BOSTON -- Development and delivery of on-demand software will be a big focus in 2010 for SAP, which yesterday touted the cloud as a major way it thinks its customers will innovate going forward.
Contrary to "perception in the marketplace," SAP is serious about on-demand, according to John Wookey, SAP's head of on-demand for enterprises. In 2010, SAP plans to release an on-demand supply chain management application, sales automation, travel and expense, services management and an application called Project Kona that will allow users to quickly adopt BusinessObjects software.
In turn, the vendor plans to release Business ByDesign, its suite for small to medium-sized companies. Currently, Business ByDesign is being sold on a limited basis.
"If we're going to maintain leadership in this industry, we have to become the leader in on-demand services," Wookey said.
The plans were discussed today during the SAP Influencer Summit, at which industry analysts, bloggers and media gathered to hear SAP's product roadmap for the year.
Along with the cloud, in-memory technology and mobile will drive software development in 2010 as SAP continues its vision of delivering "timeless" software to customers. Customers want to consume best practices out of the box, want short implementations, and resources to be fast and nimble, said SAP executive Jim Hagemann Snabe.
SAP says these quick and easy deployments, integrations and better user interfaces will help lower the total cost of ownership for its customers.
"Speed matters more than anything else," Snabe said.
An agile development model -- in which new versions of software are developed every four weeks, according to customer feedback -- is aiding this process.
It's a development process that has impressed Business ByDesign customers such as Patti Charlton, who is the CFO of ResearchPoint, a clinical research organization. She's already seen several improvements with Business ByDesign, such as drop-down menus and the ability to post accounts payable and receivable directly to the balance sheet. She said she chats so regularly with SAP on changes that should be made that she keeps a "wish list" of changes she'd like to see.
"It really made us realize they were listening to the users, and made us even more confident going forward that our voices would be heard," Charlton said. "I think the whole on-demand is a top priority for them."

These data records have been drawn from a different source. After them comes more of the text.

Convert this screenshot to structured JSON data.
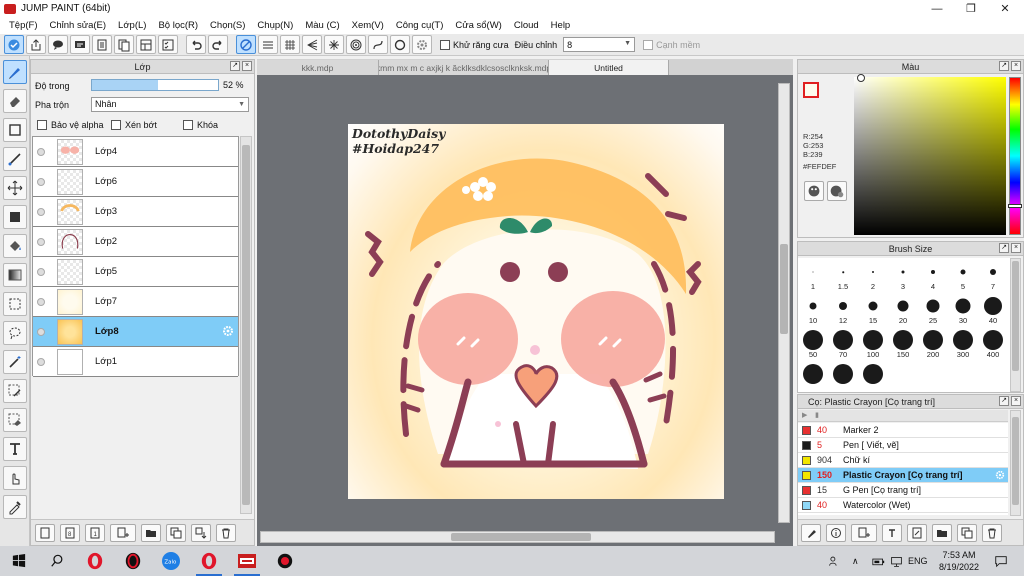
{
  "window": {
    "title": "JUMP PAINT (64bit)",
    "minimize": "—",
    "maximize": "❐",
    "close": "✕"
  },
  "menu": [
    "Tệp(F)",
    "Chỉnh sửa(E)",
    "Lớp(L)",
    "Bộ lọc(R)",
    "Chọn(S)",
    "Chụp(N)",
    "Màu (C)",
    "Xem(V)",
    "Công cụ(T)",
    "Cửa sổ(W)",
    "Cloud",
    "Help"
  ],
  "toolbar": {
    "antialias_label": "Khử răng cưa",
    "adjust_label": "Điều chỉnh",
    "adjust_value": "8",
    "smooth_label": "Cạnh mềm"
  },
  "layer_panel": {
    "title": "Lớp",
    "opacity_label": "Độ trong",
    "opacity_value": "52 %",
    "opacity_fraction": 0.52,
    "blend_label": "Pha trộn",
    "blend_value": "Nhân",
    "protect_alpha": "Bảo vệ alpha",
    "clipping": "Xén bớt",
    "lock": "Khóa",
    "layers": [
      {
        "name": "Lớp4",
        "selected": false
      },
      {
        "name": "Lớp6",
        "selected": false
      },
      {
        "name": "Lớp3",
        "selected": false
      },
      {
        "name": "Lớp2",
        "selected": false
      },
      {
        "name": "Lớp5",
        "selected": false
      },
      {
        "name": "Lớp7",
        "selected": false
      },
      {
        "name": "Lớp8",
        "selected": true
      },
      {
        "name": "Lớp1",
        "selected": false
      }
    ]
  },
  "tabs": [
    {
      "label": "kkk.mdp",
      "active": false
    },
    {
      "label": "kmm mx m c axjkj k ăcklksdklcsosclknksk.mdp",
      "active": false
    },
    {
      "label": "Untitled",
      "active": true
    }
  ],
  "artwork": {
    "signature_line1": "DotothyDaisy",
    "signature_line2": "#Hoidap247"
  },
  "color_panel": {
    "title": "Màu",
    "r": "R:254",
    "g": "G:253",
    "b": "B:239",
    "hex": "#FEFDEF",
    "current_color": "#fefdef"
  },
  "brush_panel": {
    "title": "Brush Size",
    "sizes": [
      "1",
      "1.5",
      "2",
      "3",
      "4",
      "5",
      "7",
      "10",
      "12",
      "15",
      "20",
      "25",
      "30",
      "40",
      "50",
      "70",
      "100",
      "150",
      "200",
      "300",
      "400",
      "",
      "",
      ""
    ]
  },
  "tool_panel": {
    "title": "Cọ: Plastic Crayon [Cọ trang trí]",
    "tools": [
      {
        "size": "40",
        "name": "Marker 2",
        "color": "#e83030",
        "red": true,
        "selected": false
      },
      {
        "size": "5",
        "name": "Pen [ Viết, vẽ]",
        "color": "#1a1a1a",
        "red": true,
        "selected": false
      },
      {
        "size": "904",
        "name": "Chữ kí",
        "color": "#f2e600",
        "red": false,
        "selected": false
      },
      {
        "size": "150",
        "name": "Plastic Crayon [Cọ trang trí]",
        "color": "#f2e600",
        "red": true,
        "selected": true
      },
      {
        "size": "15",
        "name": "G Pen [Cọ trang trí]",
        "color": "#e83030",
        "red": false,
        "selected": false
      },
      {
        "size": "40",
        "name": "Watercolor (Wet)",
        "color": "#8fd8f7",
        "red": true,
        "selected": false
      }
    ]
  },
  "taskbar": {
    "language": "ENG",
    "time": "7:53 AM",
    "date": "8/19/2022",
    "zalo": "Zalo"
  }
}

In turn, SAP is extending the subscription-based licensing model that has become popular with on-demand to its on-premise software, something known as "flexible licensing agreements."
In outlining SAP's go-to-market strategy for 2010, executives also touted the company's real-time data analytics capabilities made possible through the development of in-memory processing.

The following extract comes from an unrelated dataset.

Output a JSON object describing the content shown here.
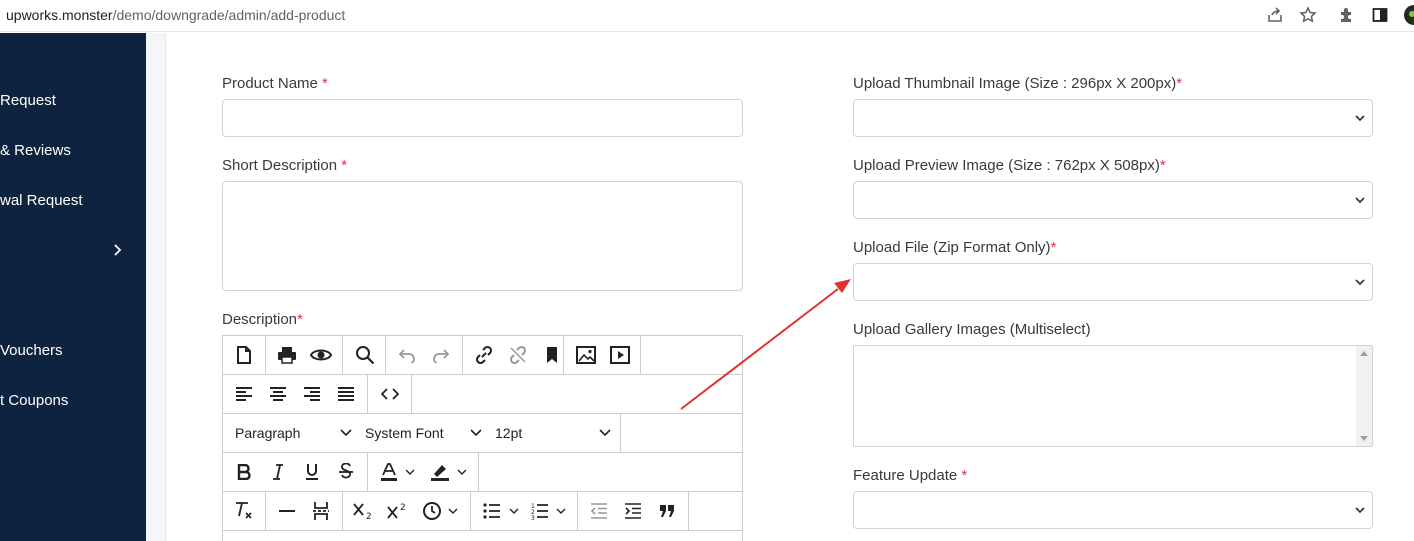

SAP's BusinessObjects Explorer, for example, taps in-memory technology run on multi-core processors to dramatically reduce query times, according to SAP CTO Vishal Sikka. SAP customers can, for example, use the tool and other analytics software to query millions of columns of data in a matter of seconds, rather than hours.
In turn, Business ByDesign analytics are fully built on in-memory technology, and allow real-time integration of OLTP.
Unlike traditional BI technology, with in-memory technology, data is loaded into random access memory and queried in the application or database itself. This greatly increases query speed and lessens the amount of data modeling needed, experts agree, meaning that in-memory BI apps can be up and running significantly faster than disk-based tools.
It also increases performance speeds against large data sets, which can be processed for analysis in near-real time.
Also in the works at SAP is a customizable collaboration portal that will allow workers to easily share and analyze data, as well as mobile versions of its BI applications, according to Marge Breya, executive vice president at SAP. Both are expected to be released sometime in 2010, she said.
John Schwartz, an SAP executive board member, said SAP also plans to create more prepackaged applications with its channel partners.
Prepackaged applications that combine SAP software with niche applications from partners like supply chain management specialist BristleCone, for example, make deployments quicker and allow customers to take advantage of industry best practices, Schwartz said. Channel partners also help SAP stay in touch with its 200,000 customers, a task SAP itself could never do, he said.
"The intent is to deliver as many prepackaged applications as possible in any industry," Schwartz said. "This is the Holy Grail [for success in heterogeneous IT environments]."
Of course, this all rests on customers moving to the latest version of the software -- Business Suite 7. So far, about half of the installed base is running ERP 6.0, the latest version of the flagship ERP software. As of November, SAP counted 18,721 productive systems, up from 11,804 since October 2008.